Our help in the Name of the Lord,
Who made heaven and earth.
[The Priest exorcises the salt].
I exorcise thee, creature of salt, by the living + God, by the true + God, by the holy + God, by that God who ordered thee to be put by Eliseus the prophet into the water, that the barrenness of the water might be healed; that thou mayest become exorcised salt for the salvation of those that believe; and that thou mayest be for the healing of soul and body to all those receiving thee, and that there may be banished from the place in which thou hast been sprinkled every kind of hallucination and wickedness, or wile of devilish deceit, and every unclean spirit, adjured in the name of Him who will come to judge the living and the dead, and the world by fire. Amen.
LET US PRAY.

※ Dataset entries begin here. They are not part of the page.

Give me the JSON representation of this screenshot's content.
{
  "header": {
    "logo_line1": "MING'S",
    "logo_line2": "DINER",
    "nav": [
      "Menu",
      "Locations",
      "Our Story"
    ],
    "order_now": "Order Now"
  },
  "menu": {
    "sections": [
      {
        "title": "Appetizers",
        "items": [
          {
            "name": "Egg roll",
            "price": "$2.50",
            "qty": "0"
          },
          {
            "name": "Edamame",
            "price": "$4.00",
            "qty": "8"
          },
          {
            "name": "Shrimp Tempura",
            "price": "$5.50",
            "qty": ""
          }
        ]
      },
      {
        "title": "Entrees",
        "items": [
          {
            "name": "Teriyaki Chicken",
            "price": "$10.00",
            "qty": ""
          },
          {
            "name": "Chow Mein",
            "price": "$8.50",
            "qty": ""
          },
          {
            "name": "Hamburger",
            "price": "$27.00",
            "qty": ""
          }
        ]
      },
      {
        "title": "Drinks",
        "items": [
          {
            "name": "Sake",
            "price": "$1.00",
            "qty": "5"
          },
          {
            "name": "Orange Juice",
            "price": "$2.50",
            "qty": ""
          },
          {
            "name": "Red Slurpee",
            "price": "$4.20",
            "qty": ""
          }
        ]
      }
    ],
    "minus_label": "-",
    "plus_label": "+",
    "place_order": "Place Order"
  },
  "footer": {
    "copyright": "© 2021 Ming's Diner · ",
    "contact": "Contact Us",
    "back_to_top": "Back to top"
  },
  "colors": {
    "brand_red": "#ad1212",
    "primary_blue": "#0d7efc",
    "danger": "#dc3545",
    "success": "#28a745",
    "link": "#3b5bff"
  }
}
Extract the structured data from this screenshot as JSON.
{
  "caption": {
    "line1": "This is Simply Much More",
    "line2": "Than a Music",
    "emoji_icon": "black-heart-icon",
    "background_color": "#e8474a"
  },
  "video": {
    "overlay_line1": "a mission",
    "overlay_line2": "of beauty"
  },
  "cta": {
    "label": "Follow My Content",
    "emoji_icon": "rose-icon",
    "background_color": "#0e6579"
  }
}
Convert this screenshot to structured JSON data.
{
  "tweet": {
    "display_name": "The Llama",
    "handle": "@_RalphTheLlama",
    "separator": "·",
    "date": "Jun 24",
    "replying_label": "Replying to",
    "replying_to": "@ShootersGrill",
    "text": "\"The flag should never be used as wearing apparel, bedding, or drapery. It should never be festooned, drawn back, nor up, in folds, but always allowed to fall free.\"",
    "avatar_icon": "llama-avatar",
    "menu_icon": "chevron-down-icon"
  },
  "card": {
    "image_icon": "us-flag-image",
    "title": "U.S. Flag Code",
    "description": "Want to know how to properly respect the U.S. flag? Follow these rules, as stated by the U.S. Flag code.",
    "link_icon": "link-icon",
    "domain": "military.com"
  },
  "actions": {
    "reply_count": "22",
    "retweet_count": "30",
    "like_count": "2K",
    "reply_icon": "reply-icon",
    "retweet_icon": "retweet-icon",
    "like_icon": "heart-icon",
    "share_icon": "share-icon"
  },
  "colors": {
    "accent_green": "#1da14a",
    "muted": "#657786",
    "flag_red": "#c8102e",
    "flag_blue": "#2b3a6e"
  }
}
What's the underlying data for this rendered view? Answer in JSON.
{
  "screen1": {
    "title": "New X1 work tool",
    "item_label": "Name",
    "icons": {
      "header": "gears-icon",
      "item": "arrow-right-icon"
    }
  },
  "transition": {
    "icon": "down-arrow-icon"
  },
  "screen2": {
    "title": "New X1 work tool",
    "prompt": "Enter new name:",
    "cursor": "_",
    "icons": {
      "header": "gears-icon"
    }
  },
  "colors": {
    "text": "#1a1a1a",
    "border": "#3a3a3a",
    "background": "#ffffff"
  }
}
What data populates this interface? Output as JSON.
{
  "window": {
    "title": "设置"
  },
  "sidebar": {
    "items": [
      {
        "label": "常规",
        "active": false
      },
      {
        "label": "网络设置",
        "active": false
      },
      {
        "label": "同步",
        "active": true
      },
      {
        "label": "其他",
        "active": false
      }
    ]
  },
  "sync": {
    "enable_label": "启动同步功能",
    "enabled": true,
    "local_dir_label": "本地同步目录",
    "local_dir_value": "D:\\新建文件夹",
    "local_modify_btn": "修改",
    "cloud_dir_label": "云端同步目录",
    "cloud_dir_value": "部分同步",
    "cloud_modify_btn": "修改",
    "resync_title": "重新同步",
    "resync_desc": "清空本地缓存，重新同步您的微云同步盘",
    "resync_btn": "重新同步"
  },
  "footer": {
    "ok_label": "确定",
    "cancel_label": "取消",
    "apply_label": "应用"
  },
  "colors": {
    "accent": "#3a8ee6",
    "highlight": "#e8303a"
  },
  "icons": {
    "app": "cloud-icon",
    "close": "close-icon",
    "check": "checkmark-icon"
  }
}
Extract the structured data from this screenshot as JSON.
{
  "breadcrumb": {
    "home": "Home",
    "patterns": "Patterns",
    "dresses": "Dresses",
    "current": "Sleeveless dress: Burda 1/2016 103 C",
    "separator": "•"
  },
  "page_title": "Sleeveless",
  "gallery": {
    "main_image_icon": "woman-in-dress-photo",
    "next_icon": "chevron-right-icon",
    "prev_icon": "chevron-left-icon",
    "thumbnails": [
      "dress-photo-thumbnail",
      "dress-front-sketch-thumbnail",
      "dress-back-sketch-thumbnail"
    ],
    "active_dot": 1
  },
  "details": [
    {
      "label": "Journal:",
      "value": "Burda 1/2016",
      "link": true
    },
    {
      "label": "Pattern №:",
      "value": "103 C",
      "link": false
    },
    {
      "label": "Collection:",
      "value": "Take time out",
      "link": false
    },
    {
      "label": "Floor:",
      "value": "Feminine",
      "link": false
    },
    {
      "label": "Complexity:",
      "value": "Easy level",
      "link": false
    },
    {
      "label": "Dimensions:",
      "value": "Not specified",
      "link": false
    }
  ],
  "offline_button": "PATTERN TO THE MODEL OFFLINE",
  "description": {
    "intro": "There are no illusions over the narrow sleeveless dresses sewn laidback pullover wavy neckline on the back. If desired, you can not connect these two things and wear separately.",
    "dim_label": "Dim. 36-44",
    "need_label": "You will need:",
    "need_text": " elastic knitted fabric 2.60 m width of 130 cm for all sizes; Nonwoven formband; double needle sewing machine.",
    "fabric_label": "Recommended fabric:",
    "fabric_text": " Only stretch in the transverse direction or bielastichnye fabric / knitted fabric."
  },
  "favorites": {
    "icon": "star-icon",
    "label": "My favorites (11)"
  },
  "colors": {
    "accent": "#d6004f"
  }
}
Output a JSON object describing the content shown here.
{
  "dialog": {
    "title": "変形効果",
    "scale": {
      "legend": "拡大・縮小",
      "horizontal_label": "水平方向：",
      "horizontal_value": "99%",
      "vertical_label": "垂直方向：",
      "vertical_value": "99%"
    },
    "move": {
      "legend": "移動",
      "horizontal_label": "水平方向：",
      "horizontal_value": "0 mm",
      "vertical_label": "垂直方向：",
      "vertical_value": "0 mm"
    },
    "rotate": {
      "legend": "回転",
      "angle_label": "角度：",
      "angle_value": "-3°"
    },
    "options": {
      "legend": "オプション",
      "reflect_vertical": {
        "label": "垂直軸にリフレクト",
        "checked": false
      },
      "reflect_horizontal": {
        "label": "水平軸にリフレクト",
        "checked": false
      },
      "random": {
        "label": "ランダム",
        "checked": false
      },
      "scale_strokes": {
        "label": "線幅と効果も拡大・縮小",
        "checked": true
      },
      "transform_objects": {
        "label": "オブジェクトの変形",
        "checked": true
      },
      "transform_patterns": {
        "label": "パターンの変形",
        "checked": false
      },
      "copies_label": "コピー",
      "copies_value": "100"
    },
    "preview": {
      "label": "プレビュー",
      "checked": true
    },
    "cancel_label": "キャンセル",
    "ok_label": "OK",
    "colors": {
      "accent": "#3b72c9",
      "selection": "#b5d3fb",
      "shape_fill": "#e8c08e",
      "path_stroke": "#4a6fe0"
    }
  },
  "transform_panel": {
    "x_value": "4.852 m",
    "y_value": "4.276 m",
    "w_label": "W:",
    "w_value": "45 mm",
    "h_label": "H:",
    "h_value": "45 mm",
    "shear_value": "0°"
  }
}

O Almighty and eternal God, we humbly implore Thine infinite mercy, that this creature of salt which Thou hast bestowed for the use of mankind may be blessed + and sanctified + through Thy mercy, that it may make for health of mind and body to all who partake of it; and that what ever is touched or sprinkled with it may be freed from all uncleanness, and from the assaults of the evil spirit. Through Our Lord Jesus Christ Thy Son, who liveth and reigneth with Thee for ever and ever. Amen.
[He then exorcises the water.]
I exorcise thee, creature of water, in the Name of God + the Father Almighty, and in the name of Jesus + Christ His Son our Lord, and in the power of the Holy + Spirit, that thou mayest be made exorcised water for the banishment of every power of the enemy, and that thou mayest be able to uproot and cast out that enemy himself, together with his rebel angels: by the power of the same Jesus Christ Our Lord, Who will come to judge the living and the dead, and the world by fire. Amen.